PROBLEM DESCRIPTION>
The task calls for each record to be given again exactly.
--- EXTRACTED DATA Enclosed Below ---
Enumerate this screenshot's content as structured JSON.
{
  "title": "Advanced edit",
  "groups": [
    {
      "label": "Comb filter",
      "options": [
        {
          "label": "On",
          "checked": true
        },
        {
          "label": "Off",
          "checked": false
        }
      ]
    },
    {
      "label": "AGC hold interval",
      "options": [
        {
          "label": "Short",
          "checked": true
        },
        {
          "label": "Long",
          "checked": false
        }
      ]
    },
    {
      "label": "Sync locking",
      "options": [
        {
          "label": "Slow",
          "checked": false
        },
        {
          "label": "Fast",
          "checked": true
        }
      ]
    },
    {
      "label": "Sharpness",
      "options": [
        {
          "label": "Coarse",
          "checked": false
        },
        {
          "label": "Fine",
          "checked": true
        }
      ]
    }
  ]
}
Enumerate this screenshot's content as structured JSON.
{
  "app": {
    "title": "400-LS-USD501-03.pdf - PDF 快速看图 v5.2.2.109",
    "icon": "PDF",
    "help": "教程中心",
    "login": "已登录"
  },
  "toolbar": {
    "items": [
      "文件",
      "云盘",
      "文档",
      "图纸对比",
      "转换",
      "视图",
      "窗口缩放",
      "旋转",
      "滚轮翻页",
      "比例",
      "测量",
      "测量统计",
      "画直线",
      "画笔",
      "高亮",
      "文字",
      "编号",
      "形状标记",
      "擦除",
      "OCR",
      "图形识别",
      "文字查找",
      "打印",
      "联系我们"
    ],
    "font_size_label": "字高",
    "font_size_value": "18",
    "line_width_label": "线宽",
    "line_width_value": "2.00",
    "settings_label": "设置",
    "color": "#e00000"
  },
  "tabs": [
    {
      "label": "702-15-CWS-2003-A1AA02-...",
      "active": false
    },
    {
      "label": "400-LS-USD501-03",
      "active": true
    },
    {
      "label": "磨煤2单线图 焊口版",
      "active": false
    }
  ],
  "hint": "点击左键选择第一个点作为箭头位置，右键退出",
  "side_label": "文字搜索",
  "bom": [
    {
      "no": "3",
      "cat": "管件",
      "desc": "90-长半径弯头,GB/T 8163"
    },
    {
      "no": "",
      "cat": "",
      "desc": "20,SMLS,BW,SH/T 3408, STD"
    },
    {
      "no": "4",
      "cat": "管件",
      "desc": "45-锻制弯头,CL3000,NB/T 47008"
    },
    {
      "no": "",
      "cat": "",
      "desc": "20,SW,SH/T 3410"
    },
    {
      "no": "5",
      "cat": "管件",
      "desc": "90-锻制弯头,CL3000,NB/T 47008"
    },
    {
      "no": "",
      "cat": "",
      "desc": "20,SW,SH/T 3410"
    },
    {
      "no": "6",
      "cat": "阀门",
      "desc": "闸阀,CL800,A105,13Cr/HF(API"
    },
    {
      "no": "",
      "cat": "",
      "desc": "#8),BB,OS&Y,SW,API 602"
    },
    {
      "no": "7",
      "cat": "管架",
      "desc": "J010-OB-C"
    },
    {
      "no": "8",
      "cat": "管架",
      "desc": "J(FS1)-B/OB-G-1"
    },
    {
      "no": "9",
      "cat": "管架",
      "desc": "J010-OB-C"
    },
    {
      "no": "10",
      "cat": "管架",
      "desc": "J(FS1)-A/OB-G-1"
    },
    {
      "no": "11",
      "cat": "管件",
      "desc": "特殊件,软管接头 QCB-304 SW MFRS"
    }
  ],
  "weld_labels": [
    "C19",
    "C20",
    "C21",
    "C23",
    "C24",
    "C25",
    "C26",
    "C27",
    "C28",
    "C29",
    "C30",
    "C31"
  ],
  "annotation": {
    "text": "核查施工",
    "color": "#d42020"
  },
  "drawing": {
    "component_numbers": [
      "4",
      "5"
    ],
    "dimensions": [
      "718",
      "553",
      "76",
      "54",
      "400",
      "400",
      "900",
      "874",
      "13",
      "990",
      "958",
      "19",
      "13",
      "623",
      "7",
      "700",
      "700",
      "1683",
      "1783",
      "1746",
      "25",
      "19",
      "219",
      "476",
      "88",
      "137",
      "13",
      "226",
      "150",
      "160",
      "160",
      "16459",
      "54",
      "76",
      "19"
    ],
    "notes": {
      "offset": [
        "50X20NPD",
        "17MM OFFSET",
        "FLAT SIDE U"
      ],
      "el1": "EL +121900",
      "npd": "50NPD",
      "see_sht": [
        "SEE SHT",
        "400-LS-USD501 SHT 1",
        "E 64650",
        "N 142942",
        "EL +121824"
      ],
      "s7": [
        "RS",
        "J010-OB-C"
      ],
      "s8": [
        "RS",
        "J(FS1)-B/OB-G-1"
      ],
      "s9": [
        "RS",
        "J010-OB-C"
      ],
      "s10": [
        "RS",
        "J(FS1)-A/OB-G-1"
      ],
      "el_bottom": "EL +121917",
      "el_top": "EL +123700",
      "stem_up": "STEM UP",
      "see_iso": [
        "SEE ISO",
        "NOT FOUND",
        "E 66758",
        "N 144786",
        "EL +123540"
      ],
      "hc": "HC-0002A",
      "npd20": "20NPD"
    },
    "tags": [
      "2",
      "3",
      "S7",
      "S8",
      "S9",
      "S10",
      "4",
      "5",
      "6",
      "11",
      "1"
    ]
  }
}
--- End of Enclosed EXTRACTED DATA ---
WRITTEN RESPONSE>
Enumerate this screenshot's content as structured JSON.
{
  "title": "Advanced edit",
  "groups": [
    {
      "label": "Comb filter",
      "options": [
        {
          "label": "On",
          "checked": true
        },
        {
          "label": "Off",
          "checked": false
        }
      ]
    },
    {
      "label": "AGC hold interval",
      "options": [
        {
          "label": "Short",
          "checked": true
        },
        {
          "label": "Long",
          "checked": false
        }
      ]
    },
    {
      "label": "Sync locking",
      "options": [
        {
          "label": "Slow",
          "checked": false
        },
        {
          "label": "Fast",
          "checked": true
        }
      ]
    },
    {
      "label": "Sharpness",
      "options": [
        {
          "label": "Coarse",
          "checked": false
        },
        {
          "label": "Fine",
          "checked": true
        }
      ]
    }
  ]
}
Enumerate this screenshot's content as structured JSON.
{
  "app": {
    "title": "400-LS-USD501-03.pdf - PDF 快速看图 v5.2.2.109",
    "icon": "PDF",
    "help": "教程中心",
    "login": "已登录"
  },
  "toolbar": {
    "items": [
      "文件",
      "云盘",
      "文档",
      "图纸对比",
      "转换",
      "视图",
      "窗口缩放",
      "旋转",
      "滚轮翻页",
      "比例",
      "测量",
      "测量统计",
      "画直线",
      "画笔",
      "高亮",
      "文字",
      "编号",
      "形状标记",
      "擦除",
      "OCR",
      "图形识别",
      "文字查找",
      "打印",
      "联系我们"
    ],
    "font_size_label": "字高",
    "font_size_value": "18",
    "line_width_label": "线宽",
    "line_width_value": "2.00",
    "settings_label": "设置",
    "color": "#e00000"
  },
  "tabs": [
    {
      "label": "702-15-CWS-2003-A1AA02-...",
      "active": false
    },
    {
      "label": "400-LS-USD501-03",
      "active": true
    },
    {
      "label": "磨煤2单线图 焊口版",
      "active": false
    }
  ],
  "hint": "点击左键选择第一个点作为箭头位置，右键退出",
  "side_label": "文字搜索",
  "bom": [
    {
      "no": "3",
      "cat": "管件",
      "desc": "90-长半径弯头,GB/T 8163"
    },
    {
      "no": "",
      "cat": "",
      "desc": "20,SMLS,BW,SH/T 3408, STD"
    },
    {
      "no": "4",
      "cat": "管件",
      "desc": "45-锻制弯头,CL3000,NB/T 47008"
    },
    {
      "no": "",
      "cat": "",
      "desc": "20,SW,SH/T 3410"
    },
    {
      "no": "5",
      "cat": "管件",
      "desc": "90-锻制弯头,CL3000,NB/T 47008"
    },
    {
      "no": "",
      "cat": "",
      "desc": "20,SW,SH/T 3410"
    },
    {
      "no": "6",
      "cat": "阀门",
      "desc": "闸阀,CL800,A105,13Cr/HF(API"
    },
    {
      "no": "",
      "cat": "",
      "desc": "#8),BB,OS&Y,SW,API 602"
    },
    {
      "no": "7",
      "cat": "管架",
      "desc": "J010-OB-C"
    },
    {
      "no": "8",
      "cat": "管架",
      "desc": "J(FS1)-B/OB-G-1"
    },
    {
      "no": "9",
      "cat": "管架",
      "desc": "J010-OB-C"
    },
    {
      "no": "10",
      "cat": "管架",
      "desc": "J(FS1)-A/OB-G-1"
    },
    {
      "no": "11",
      "cat": "管件",
      "desc": "特殊件,软管接头 QCB-304 SW MFRS"
    }
  ],
  "weld_labels": [
    "C19",
    "C20",
    "C21",
    "C23",
    "C24",
    "C25",
    "C26",
    "C27",
    "C28",
    "C29",
    "C30",
    "C31"
  ],
  "annotation": {
    "text": "核查施工",
    "color": "#d42020"
  },
  "drawing": {
    "component_numbers": [
      "4",
      "5"
    ],
    "dimensions": [
      "718",
      "553",
      "76",
      "54",
      "400",
      "400",
      "900",
      "874",
      "13",
      "990",
      "958",
      "19",
      "13",
      "623",
      "7",
      "700",
      "700",
      "1683",
      "1783",
      "1746",
      "25",
      "19",
      "219",
      "476",
      "88",
      "137",
      "13",
      "226",
      "150",
      "160",
      "160",
      "16459",
      "54",
      "76",
      "19"
    ],
    "notes": {
      "offset": [
        "50X20NPD",
        "17MM OFFSET",
        "FLAT SIDE U"
      ],
      "el1": "EL +121900",
      "npd": "50NPD",
      "see_sht": [
        "SEE SHT",
        "400-LS-USD501 SHT 1",
        "E 64650",
        "N 142942",
        "EL +121824"
      ],
      "s7": [
        "RS",
        "J010-OB-C"
      ],
      "s8": [
        "RS",
        "J(FS1)-B/OB-G-1"
      ],
      "s9": [
        "RS",
        "J010-OB-C"
      ],
      "s10": [
        "RS",
        "J(FS1)-A/OB-G-1"
      ],
      "el_bottom": "EL +121917",
      "el_top": "EL +123700",
      "stem_up": "STEM UP",
      "see_iso": [
        "SEE ISO",
        "NOT FOUND",
        "E 66758",
        "N 144786",
        "EL +123540"
      ],
      "hc": "HC-0002A",
      "npd20": "20NPD"
    },
    "tags": [
      "2",
      "3",
      "S7",
      "S8",
      "S9",
      "S10",
      "4",
      "5",
      "6",
      "11",
      "1"
    ]
  }
}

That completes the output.